=== Required action ===
Where a record contains a picture, omit the picture and repeat the rest exactly.

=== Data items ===

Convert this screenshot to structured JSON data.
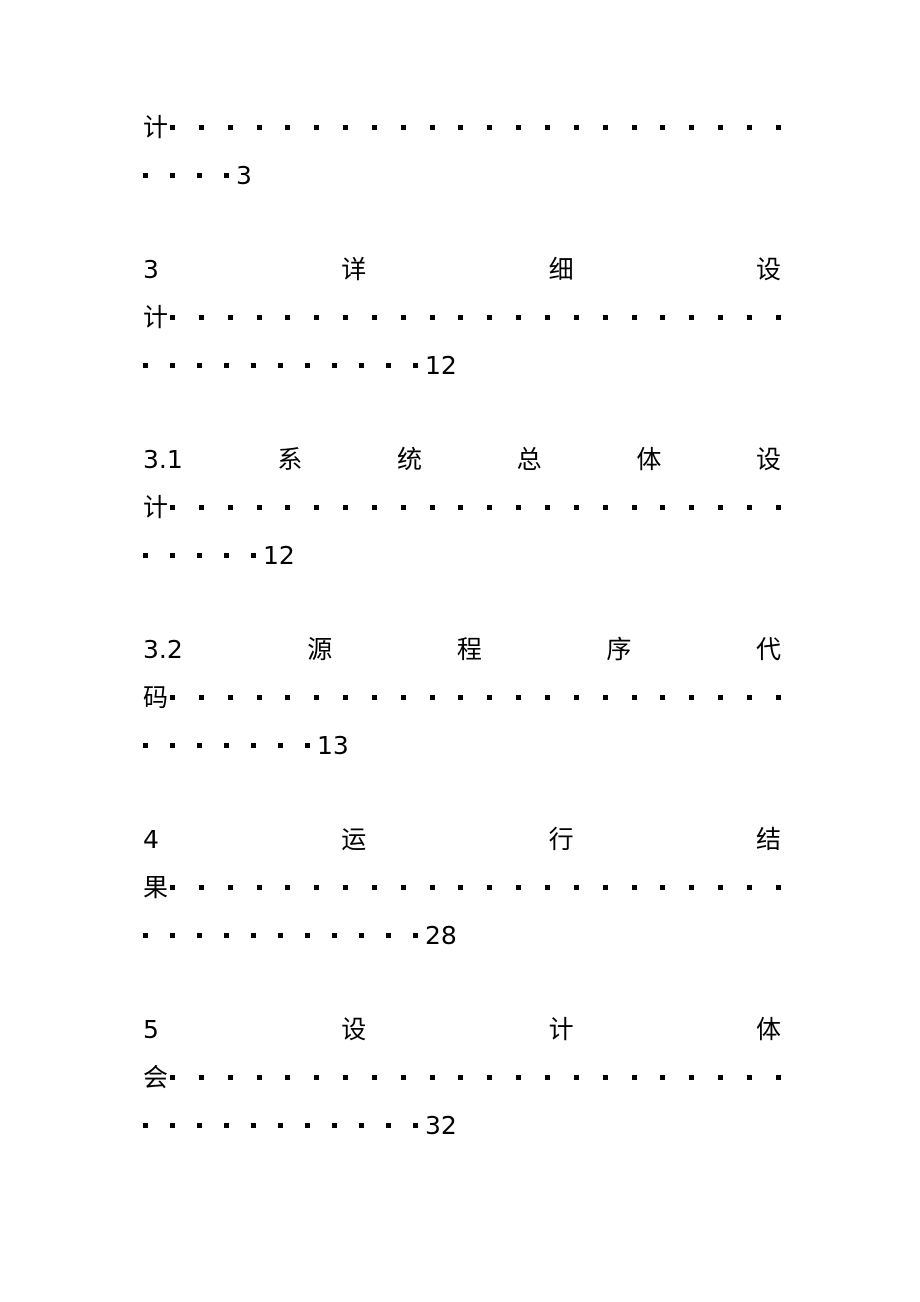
{
  "document": {
    "type": "table-of-contents",
    "page_background": "#ffffff",
    "text_color": "#000000",
    "leader_style": "square-dot"
  },
  "toc": {
    "entries": [
      {
        "id": "entry-continuation",
        "number": "",
        "title_chars": [],
        "continuation_char": "计",
        "leader_dots_line2": 22,
        "leader_dots_line3": 4,
        "page": "3",
        "is_continuation": true
      },
      {
        "id": "entry-3",
        "number": "3",
        "title_chars": [
          "详",
          "细",
          "设"
        ],
        "continuation_char": "计",
        "leader_dots_line2": 22,
        "leader_dots_line3": 11,
        "page": "12",
        "is_continuation": false
      },
      {
        "id": "entry-3-1",
        "number": "3.1",
        "title_chars": [
          "系",
          "统",
          "总",
          "体",
          "设"
        ],
        "continuation_char": "计",
        "leader_dots_line2": 22,
        "leader_dots_line3": 5,
        "page": "12",
        "is_continuation": false
      },
      {
        "id": "entry-3-2",
        "number": "3.2",
        "title_chars": [
          "源",
          "程",
          "序",
          "代"
        ],
        "continuation_char": "码",
        "leader_dots_line2": 22,
        "leader_dots_line3": 7,
        "page": "13",
        "is_continuation": false
      },
      {
        "id": "entry-4",
        "number": "4",
        "title_chars": [
          "运",
          "行",
          "结"
        ],
        "continuation_char": "果",
        "leader_dots_line2": 22,
        "leader_dots_line3": 11,
        "page": "28",
        "is_continuation": false
      },
      {
        "id": "entry-5",
        "number": "5",
        "title_chars": [
          "设",
          "计",
          "体"
        ],
        "continuation_char": "会",
        "leader_dots_line2": 22,
        "leader_dots_line3": 11,
        "page": "32",
        "is_continuation": false
      }
    ]
  }
}
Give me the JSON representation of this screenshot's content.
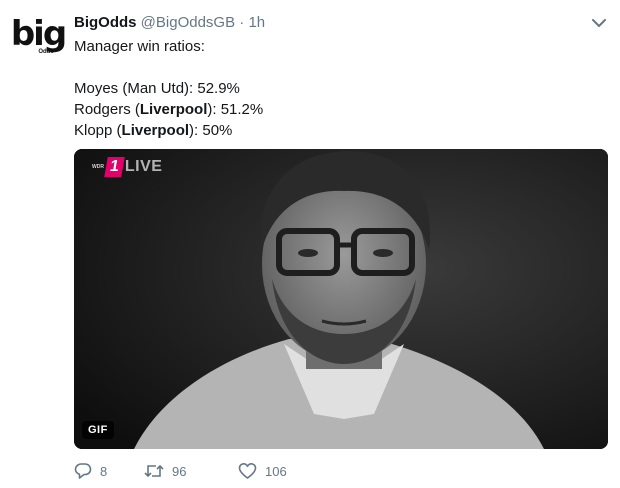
{
  "profile": {
    "logo_text": "big",
    "logo_sub": "Odds",
    "display_name": "BigOdds",
    "handle": "@BigOddsGB",
    "separator": "·",
    "time": "1h"
  },
  "tweet": {
    "intro": "Manager win ratios:",
    "lines": [
      {
        "pre": "Moyes (Man Utd): 52.9%",
        "bold": "",
        "post": ""
      },
      {
        "pre": "Rodgers (",
        "bold": "Liverpool",
        "post": "): 51.2%"
      },
      {
        "pre": "Klopp (",
        "bold": "Liverpool",
        "post": "): 50%"
      }
    ]
  },
  "media": {
    "badge": "GIF",
    "channel_logo_small": "WDR",
    "channel_logo_number": "1",
    "channel_logo_text": "LIVE"
  },
  "actions": {
    "replies": "8",
    "retweets": "96",
    "likes": "106"
  },
  "icons": {
    "menu": "chevron-down-icon",
    "reply": "reply-icon",
    "retweet": "retweet-icon",
    "like": "heart-icon"
  },
  "colors": {
    "text": "#14171a",
    "secondary": "#657786",
    "channel_accent": "#e2006a"
  }
}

=== Response area ===
Convert this screenshot to structured JSON data.
{
  "document": {
    "type": "table-of-contents",
    "page_background": "#ffffff",
    "text_color": "#000000",
    "leader_style": "square-dot"
  },
  "toc": {
    "entries": [
      {
        "id": "entry-continuation",
        "number": "",
        "title_chars": [],
        "continuation_char": "计",
        "leader_dots_line2": 22,
        "leader_dots_line3": 4,
        "page": "3",
        "is_continuation": true
      },
      {
        "id": "entry-3",
        "number": "3",
        "title_chars": [
          "详",
          "细",
          "设"
        ],
        "continuation_char": "计",
        "leader_dots_line2": 22,
        "leader_dots_line3": 11,
        "page": "12",
        "is_continuation": false
      },
      {
        "id": "entry-3-1",
        "number": "3.1",
        "title_chars": [
          "系",
          "统",
          "总",
          "体",
          "设"
        ],
        "continuation_char": "计",
        "leader_dots_line2": 22,
        "leader_dots_line3": 5,
        "page": "12",
        "is_continuation": false
      },
      {
        "id": "entry-3-2",
        "number": "3.2",
        "title_chars": [
          "源",
          "程",
          "序",
          "代"
        ],
        "continuation_char": "码",
        "leader_dots_line2": 22,
        "leader_dots_line3": 7,
        "page": "13",
        "is_continuation": false
      },
      {
        "id": "entry-4",
        "number": "4",
        "title_chars": [
          "运",
          "行",
          "结"
        ],
        "continuation_char": "果",
        "leader_dots_line2": 22,
        "leader_dots_line3": 11,
        "page": "28",
        "is_continuation": false
      },
      {
        "id": "entry-5",
        "number": "5",
        "title_chars": [
          "设",
          "计",
          "体"
        ],
        "continuation_char": "会",
        "leader_dots_line2": 22,
        "leader_dots_line3": 11,
        "page": "32",
        "is_continuation": false
      }
    ]
  }
}
Give me the JSON representation of this screenshot's content.
{
  "profile": {
    "logo_text": "big",
    "logo_sub": "Odds",
    "display_name": "BigOdds",
    "handle": "@BigOddsGB",
    "separator": "·",
    "time": "1h"
  },
  "tweet": {
    "intro": "Manager win ratios:",
    "lines": [
      {
        "pre": "Moyes (Man Utd): 52.9%",
        "bold": "",
        "post": ""
      },
      {
        "pre": "Rodgers (",
        "bold": "Liverpool",
        "post": "): 51.2%"
      },
      {
        "pre": "Klopp (",
        "bold": "Liverpool",
        "post": "): 50%"
      }
    ]
  },
  "media": {
    "badge": "GIF",
    "channel_logo_small": "WDR",
    "channel_logo_number": "1",
    "channel_logo_text": "LIVE"
  },
  "actions": {
    "replies": "8",
    "retweets": "96",
    "likes": "106"
  },
  "icons": {
    "menu": "chevron-down-icon",
    "reply": "reply-icon",
    "retweet": "retweet-icon",
    "like": "heart-icon"
  },
  "colors": {
    "text": "#14171a",
    "secondary": "#657786",
    "channel_accent": "#e2006a"
  }
}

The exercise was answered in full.